Good news is stereo equipment is not a zero sum game. Many of us have multiple amps and can enjoy the unique characteristics of each without needing to declare any particular amp "the winner". I happen to believe both SET and OTL's are wonderful topologies and think audiophiles need to experience listening to both. Long ago I fell hard for SET's and have acquired 45,2A3,300B,F2a & GM70's. While tonally the tubes are different from each other, they all share an amazing sense of presence. SET's simply put me into the music. More recently I have also acquired an Atma-sphere S30 and am continually amazed by this little OTL. While my SET's are colored to one degree or another, the S30 is crystal clear, has wonderful liquidity, yet also packs a bottom end punch that my SET's can't compete with.
Unless you need to rock out at high decibels, I would venture to guess that a SET or OTL would be a more satisfactory experience than a Spectron (which I've heard - it did nothing for me).
SS people speak in terms of "fast and definitive with bass slam".
Yes, however I have always felt that to be the province of the best tube amps :)
While tube people will speak in abstractions like "nuance", that aren't always easy to communicate; we live in two different worlds.
Yes, communication is an issue! Two audiophiles can use the exact same terms to describe the aspects of soundstage and definition of a $600 transistor amp or a $30,000 tube amp, someone looking on might not be able to discern that the two experiences are very different, as our language does have the terms, but not the expression of intensity.
No, I have never been convicted.
" Unless you need to rock out at high decibels, I would venture to guess that a SET or OTL would be a more satisfactory experience than a Spectron (which I've heard - it did nothing for me)."

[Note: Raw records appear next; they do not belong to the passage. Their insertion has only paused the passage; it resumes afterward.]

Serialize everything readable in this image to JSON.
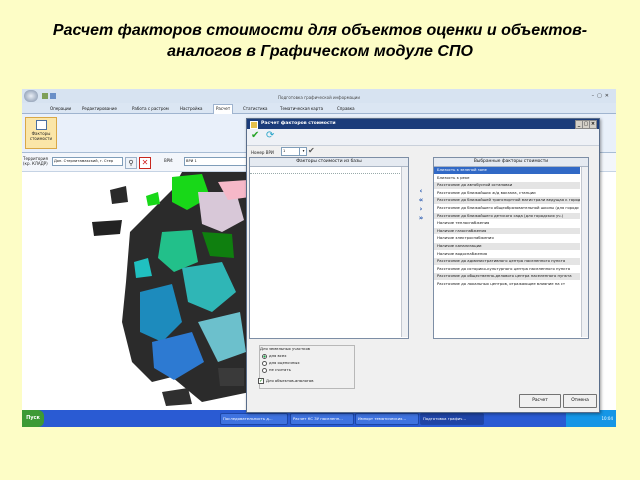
{
  "slide_title": "Расчет факторов стоимости для объектов оценки и объектов-аналогов в Графическом модуле СПО",
  "app": {
    "window_title": "Подготовка графической информации",
    "tabs": [
      "Операции",
      "Редактирование",
      "Работа с растром",
      "Настройка",
      "Расчет",
      "Статистика",
      "Тематическая карта",
      "Справка"
    ],
    "active_tab": "Расчет"
  },
  "ribbon": {
    "factors_button": "Факторы стоимости"
  },
  "filter": {
    "territory_label": "Территория (кр. КЛАДР)",
    "territory_value": "Доп. Стерлитамакский, г. Стер",
    "vri_label": "ВРИ:",
    "vri_value": "ВРИ 1"
  },
  "dialog": {
    "title": "Расчет факторов стоимости",
    "vri_number_label": "Номер ВРИ",
    "vri_number_value": "1",
    "left_header": "Факторы стоимости из базы",
    "right_header": "Выбранные факторы стоимости",
    "selected_factors": [
      "Близость к зеленой зоне",
      "Близость к реке",
      "Расстояние до автобусной остановки",
      "Расстояние до ближайших ж/д вокзала, станции",
      "Расстояние до ближайшей транспортной магистрали ведущая к городу",
      "Расстояние до ближайшего общеобразовательной школы (для городс",
      "Расстояние до ближайшего детского сада (для городских уч.)",
      "Наличие теплоснабжения",
      "Наличие газоснабжения",
      "Наличие электроснабжения",
      "Наличие канализации",
      "Наличие водоснабжения",
      "Расстояние до административного центра населенного пункта",
      "Расстояние до историко-культурного центра населенного пункта",
      "Расстояние до общественно-делового центра населенного пункта",
      "Расстояние до локальных центров, отражающее влияние на ст"
    ],
    "group_label": "Для земельных участков",
    "radios": [
      "для всех",
      "для оценочных",
      "не считать"
    ],
    "checkbox_label": "Для объектов-аналогов",
    "calc_button": "Расчет",
    "cancel_button": "Отмена"
  },
  "taskbar": {
    "start": "Пуск",
    "items": [
      "Последовательность д...",
      "Расчет КС ЗУ населенн...",
      "Импорт тематических...",
      "Подготовка графич..."
    ],
    "clock": "10:04"
  },
  "colors": {
    "background": "#fdfdc6",
    "dialog_title": "#1b3c7a",
    "selection": "#3169c6"
  }
}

Correction: With OTL you can reach very, very "high decibel". A friend of mine owns MBL 101E driven by Joule-Electra VZN-300 OTL amp monoblocks and its a heaven !!!!!!!!!
Actually, you are wrong with SET too, sorry - another friend of mine own Vladimir Lamm's SET which drive Duo Avangarde and it also has extraordinary dynamic range !
What you personally like is, of course, different matter.